  38. Sherman CDH, Ayre DJ, Miller KJ (2006) Asexual reproduction does not produce clonal populations of the brooding coral Pocillopora damicornis on the Great Barrier Reef, Australia. Coral Reefs 25:7–18CrossRefGoogle Scholar
  39. Smouse PE, Peakall ROD, Gonzales EVA (2008) A heterogeneity test for fine-scale genetic structure. Mol Ecol 17:3389–3400PubMedCrossRefGoogle Scholar
  40. Soong K, Lang JC (1992) Reproductive integration in reef corals. Biol Bull 183:418–431CrossRefGoogle Scholar
  41. Souter P, Willis B, Bay L, Caley M, Muirhead A, Van Oppen M (2010) Location and disturbance affect population genetic structure in four coral species of the genus Acropora on the Great Barrier Reef.
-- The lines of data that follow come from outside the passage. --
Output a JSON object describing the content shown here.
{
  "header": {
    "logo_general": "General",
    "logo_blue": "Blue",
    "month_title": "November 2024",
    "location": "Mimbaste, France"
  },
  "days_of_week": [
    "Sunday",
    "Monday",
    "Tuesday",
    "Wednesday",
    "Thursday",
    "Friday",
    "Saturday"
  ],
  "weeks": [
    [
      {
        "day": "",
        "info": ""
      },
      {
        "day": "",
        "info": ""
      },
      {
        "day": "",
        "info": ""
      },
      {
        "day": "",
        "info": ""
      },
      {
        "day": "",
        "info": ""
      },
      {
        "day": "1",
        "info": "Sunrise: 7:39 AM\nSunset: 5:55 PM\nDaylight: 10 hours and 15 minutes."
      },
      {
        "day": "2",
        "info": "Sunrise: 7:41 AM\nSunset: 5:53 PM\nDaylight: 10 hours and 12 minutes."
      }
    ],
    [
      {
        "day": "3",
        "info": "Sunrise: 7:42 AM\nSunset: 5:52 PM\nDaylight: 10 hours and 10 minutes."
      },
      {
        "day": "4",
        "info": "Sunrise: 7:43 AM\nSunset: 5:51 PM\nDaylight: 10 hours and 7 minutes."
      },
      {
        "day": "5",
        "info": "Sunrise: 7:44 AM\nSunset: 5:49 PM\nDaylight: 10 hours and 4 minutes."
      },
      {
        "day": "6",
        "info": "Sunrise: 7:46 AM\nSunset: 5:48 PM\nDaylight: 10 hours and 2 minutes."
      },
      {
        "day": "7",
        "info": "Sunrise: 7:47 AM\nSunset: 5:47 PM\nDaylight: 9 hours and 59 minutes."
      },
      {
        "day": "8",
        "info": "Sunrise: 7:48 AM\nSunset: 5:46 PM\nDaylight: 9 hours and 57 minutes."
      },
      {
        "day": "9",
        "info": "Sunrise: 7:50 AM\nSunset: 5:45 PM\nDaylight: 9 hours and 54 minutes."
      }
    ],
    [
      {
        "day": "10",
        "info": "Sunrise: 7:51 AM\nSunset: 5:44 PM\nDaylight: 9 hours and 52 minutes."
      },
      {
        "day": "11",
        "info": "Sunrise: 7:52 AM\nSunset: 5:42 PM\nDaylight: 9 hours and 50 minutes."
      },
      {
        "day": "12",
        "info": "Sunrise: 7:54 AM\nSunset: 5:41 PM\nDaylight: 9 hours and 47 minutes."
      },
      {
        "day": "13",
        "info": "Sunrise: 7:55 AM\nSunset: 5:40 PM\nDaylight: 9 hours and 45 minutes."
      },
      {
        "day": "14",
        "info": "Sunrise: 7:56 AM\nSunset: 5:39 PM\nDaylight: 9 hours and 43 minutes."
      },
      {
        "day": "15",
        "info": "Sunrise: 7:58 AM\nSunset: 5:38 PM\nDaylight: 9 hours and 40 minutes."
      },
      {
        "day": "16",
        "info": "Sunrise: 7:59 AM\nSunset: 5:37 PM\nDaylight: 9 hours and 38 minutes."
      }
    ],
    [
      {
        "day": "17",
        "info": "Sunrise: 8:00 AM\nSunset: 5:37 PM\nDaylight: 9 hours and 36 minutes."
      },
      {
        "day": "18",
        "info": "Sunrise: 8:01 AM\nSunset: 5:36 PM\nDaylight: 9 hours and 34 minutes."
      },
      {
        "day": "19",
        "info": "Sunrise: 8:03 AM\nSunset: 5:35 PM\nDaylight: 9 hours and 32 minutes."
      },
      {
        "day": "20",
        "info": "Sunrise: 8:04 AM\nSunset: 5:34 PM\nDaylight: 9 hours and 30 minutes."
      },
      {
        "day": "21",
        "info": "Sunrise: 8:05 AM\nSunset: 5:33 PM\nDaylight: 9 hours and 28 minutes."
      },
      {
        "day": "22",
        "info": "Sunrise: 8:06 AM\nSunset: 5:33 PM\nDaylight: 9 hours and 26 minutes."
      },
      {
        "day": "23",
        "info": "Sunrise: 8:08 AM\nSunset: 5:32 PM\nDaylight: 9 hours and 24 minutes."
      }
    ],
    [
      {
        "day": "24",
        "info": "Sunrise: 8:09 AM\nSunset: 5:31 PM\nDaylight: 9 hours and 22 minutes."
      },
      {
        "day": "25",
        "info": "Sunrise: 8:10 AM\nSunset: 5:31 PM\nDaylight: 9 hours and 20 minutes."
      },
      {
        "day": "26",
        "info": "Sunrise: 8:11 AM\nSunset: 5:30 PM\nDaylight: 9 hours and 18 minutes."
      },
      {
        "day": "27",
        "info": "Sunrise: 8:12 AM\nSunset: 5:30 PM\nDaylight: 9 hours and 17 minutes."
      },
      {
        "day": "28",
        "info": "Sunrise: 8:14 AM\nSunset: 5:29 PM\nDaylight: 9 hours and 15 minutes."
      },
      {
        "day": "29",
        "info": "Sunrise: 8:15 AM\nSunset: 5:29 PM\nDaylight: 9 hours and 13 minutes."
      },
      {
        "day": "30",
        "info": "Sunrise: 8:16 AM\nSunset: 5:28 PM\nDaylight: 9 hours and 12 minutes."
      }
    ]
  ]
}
Mar Ecol Prog Ser 416:35–45CrossRefGoogle Scholar
  42. Stoddart JA, Taylor JF (1988) Genotypic diversity: estimation and prediction in samples. Genetics 118:705–711PubMedPubMedCentralGoogle Scholar
  43. Szmant AM (1986) Reproductive ecology of reef corals. Coral Reefs 5:43–54CrossRefGoogle Scholar
  44. Vardi T, Williams DE, Sandin SA (2012) Population dynamics of threatened elkhorn coral in the northern Florida Keys, USA. Endanger Species Res 19:157–169CrossRefGoogle Scholar
  45. Waples RS, Do C (2008) LDNE: a program for estimating effective population size from data on linkage disequilibrium. Mol Ecol Resour 8:753–756PubMedCrossRefGoogle Scholar
  46. Williams DE, Miller MW (2012) Attributing mortality among drivers of population decline in Acropora palmata in the Florida Keys (USA). Coral Reefs 31:369–382CrossRefGoogle Scholar
  47. Williams DE, Miller MW, Kramer KL (2008) Recruitment failure in Florida Keys Acropora palmata, a threatened Caribbean coral. Coral Reefs 27:697–705CrossRefGoogle Scholar
  48. Williams SL, Heck KL (2001) Seagrass community ecology. In: Bertness MD, Gaines SD, Hay ME (eds) Marine Community Ecology. Sinauer Associates, Sunderland, MA, pp 317–338Google Scholar
  49. Willis BL, Ayre DJ (1985) Asexual reproduction and genetic determination of growth form in the coral Pavona cactus: biochemical genetic and immunogenic evidence. Oecologia 65:516–525CrossRefGoogle Scholar

Copyright information

© US Government 2014

Authors and Affiliations

  • Dana E. Williams
    • 1
    • 2
  • M. W. Miller
    • 2
  • I. B. Baums
    • 3
  1. 1.Cooperative Institute for Marine and Atmospheric StudiesUniversity of MiamiMiamiUSA
  2. 2.National Marine Fisheries ServiceSoutheast Fisheries Science CenterMiamiUSA
  3. 3.Department of BiologyThe Pennsylvania State UniversityUniversity ParkUSA

Personalised recommendations